═══ Provided material ═══
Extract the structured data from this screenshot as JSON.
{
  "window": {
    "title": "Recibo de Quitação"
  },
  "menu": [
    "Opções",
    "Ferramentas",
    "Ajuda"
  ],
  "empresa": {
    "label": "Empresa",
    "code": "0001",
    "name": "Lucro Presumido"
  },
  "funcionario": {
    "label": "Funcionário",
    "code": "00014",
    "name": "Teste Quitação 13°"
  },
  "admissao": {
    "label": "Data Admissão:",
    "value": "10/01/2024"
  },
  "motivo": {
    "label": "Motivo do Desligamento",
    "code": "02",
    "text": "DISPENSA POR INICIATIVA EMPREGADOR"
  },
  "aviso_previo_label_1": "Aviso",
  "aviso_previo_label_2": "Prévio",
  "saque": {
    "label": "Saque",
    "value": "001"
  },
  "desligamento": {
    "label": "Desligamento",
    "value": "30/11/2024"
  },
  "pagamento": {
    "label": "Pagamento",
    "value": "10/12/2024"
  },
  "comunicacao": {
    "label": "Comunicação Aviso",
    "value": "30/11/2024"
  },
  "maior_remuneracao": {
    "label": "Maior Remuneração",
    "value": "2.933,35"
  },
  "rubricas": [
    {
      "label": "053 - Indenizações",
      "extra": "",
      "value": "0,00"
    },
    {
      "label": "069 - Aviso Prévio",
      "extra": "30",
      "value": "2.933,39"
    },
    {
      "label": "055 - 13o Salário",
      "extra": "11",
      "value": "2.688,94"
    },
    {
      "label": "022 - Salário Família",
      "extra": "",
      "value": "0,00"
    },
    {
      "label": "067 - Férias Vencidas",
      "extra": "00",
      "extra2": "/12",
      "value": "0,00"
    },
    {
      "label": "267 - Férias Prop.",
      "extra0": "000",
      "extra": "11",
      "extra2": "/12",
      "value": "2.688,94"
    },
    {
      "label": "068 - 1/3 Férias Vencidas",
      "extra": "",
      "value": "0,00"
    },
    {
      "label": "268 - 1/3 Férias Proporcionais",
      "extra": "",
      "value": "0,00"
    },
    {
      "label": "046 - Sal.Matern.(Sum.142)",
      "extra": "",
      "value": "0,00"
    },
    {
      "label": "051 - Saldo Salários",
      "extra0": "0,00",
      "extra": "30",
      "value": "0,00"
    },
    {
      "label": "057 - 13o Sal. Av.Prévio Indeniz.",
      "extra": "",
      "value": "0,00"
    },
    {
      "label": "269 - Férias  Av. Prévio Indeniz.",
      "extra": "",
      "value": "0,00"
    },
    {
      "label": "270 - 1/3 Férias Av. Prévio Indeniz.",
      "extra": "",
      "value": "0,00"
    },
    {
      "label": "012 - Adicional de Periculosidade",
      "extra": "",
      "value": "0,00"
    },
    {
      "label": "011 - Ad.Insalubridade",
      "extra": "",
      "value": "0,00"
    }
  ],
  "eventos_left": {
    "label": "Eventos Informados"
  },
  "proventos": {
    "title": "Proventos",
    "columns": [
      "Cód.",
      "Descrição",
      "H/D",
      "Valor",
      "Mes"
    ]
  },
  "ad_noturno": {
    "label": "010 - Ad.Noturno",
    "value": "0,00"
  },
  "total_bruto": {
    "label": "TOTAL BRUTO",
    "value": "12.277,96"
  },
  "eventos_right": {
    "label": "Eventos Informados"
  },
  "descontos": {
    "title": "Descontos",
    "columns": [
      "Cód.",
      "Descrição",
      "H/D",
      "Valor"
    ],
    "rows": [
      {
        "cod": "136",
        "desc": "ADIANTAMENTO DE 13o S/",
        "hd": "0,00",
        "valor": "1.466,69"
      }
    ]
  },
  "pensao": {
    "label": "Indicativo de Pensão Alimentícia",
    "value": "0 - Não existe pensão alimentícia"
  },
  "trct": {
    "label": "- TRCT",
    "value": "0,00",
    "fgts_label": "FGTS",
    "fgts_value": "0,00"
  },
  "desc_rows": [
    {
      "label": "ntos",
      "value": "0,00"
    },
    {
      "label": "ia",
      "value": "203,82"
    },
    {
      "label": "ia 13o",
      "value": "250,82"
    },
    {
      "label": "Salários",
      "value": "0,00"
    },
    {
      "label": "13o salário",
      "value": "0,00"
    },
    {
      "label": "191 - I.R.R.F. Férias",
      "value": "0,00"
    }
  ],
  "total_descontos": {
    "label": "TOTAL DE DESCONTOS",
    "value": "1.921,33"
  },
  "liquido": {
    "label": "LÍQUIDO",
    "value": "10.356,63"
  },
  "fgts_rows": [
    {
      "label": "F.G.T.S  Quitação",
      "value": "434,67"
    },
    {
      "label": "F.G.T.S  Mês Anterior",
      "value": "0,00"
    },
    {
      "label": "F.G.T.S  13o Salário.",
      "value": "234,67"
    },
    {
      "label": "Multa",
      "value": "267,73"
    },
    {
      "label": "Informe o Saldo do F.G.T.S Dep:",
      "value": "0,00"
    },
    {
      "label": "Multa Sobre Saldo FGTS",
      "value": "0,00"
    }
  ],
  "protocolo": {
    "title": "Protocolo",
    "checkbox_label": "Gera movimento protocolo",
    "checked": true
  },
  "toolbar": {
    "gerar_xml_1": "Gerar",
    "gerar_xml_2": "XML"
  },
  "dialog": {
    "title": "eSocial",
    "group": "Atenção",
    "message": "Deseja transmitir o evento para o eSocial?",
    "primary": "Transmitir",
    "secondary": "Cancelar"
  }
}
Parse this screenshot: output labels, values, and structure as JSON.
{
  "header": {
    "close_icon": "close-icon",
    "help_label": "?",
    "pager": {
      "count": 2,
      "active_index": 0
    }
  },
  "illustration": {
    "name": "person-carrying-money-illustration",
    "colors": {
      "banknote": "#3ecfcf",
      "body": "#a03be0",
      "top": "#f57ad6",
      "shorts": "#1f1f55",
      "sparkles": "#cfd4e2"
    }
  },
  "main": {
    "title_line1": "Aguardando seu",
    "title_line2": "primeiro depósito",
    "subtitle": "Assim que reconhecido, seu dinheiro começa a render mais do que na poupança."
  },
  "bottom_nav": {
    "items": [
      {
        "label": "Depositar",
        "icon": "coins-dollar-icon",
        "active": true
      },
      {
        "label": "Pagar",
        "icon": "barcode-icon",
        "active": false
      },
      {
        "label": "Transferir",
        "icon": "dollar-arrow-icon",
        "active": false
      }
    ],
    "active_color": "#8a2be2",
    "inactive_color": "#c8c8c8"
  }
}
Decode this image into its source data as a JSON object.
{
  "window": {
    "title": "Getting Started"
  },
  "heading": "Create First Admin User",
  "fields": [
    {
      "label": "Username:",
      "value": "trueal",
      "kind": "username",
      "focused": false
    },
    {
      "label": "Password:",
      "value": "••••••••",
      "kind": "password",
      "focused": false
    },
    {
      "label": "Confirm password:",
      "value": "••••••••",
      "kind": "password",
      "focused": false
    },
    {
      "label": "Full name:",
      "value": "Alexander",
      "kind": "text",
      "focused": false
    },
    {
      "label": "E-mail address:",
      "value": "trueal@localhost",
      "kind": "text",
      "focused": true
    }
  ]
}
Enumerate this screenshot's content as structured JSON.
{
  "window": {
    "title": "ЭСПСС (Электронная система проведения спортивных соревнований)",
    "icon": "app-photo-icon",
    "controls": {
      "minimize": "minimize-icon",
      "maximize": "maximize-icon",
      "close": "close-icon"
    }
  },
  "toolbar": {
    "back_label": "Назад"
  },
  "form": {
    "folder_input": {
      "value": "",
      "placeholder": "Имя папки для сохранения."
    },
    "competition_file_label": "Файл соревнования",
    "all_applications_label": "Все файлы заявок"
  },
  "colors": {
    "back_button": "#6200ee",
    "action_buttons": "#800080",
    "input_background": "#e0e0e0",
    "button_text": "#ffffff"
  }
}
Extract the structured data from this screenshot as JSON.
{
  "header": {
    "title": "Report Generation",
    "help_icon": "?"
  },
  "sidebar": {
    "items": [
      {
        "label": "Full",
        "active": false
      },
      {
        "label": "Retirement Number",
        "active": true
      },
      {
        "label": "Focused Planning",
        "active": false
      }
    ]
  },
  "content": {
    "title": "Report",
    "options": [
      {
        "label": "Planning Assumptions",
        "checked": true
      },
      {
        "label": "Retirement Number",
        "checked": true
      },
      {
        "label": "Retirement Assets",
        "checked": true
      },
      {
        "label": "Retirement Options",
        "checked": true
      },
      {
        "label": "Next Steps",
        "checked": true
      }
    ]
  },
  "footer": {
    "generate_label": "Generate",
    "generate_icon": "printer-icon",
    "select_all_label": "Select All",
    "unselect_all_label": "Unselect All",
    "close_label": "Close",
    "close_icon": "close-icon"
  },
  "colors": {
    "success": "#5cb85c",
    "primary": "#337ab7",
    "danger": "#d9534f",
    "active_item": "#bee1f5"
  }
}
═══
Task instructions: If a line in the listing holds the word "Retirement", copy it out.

Exercise solution:
        "label": "Retirement Number",
        "label": "Retirement Number",
        "label": "Retirement Assets",
        "label": "Retirement Options",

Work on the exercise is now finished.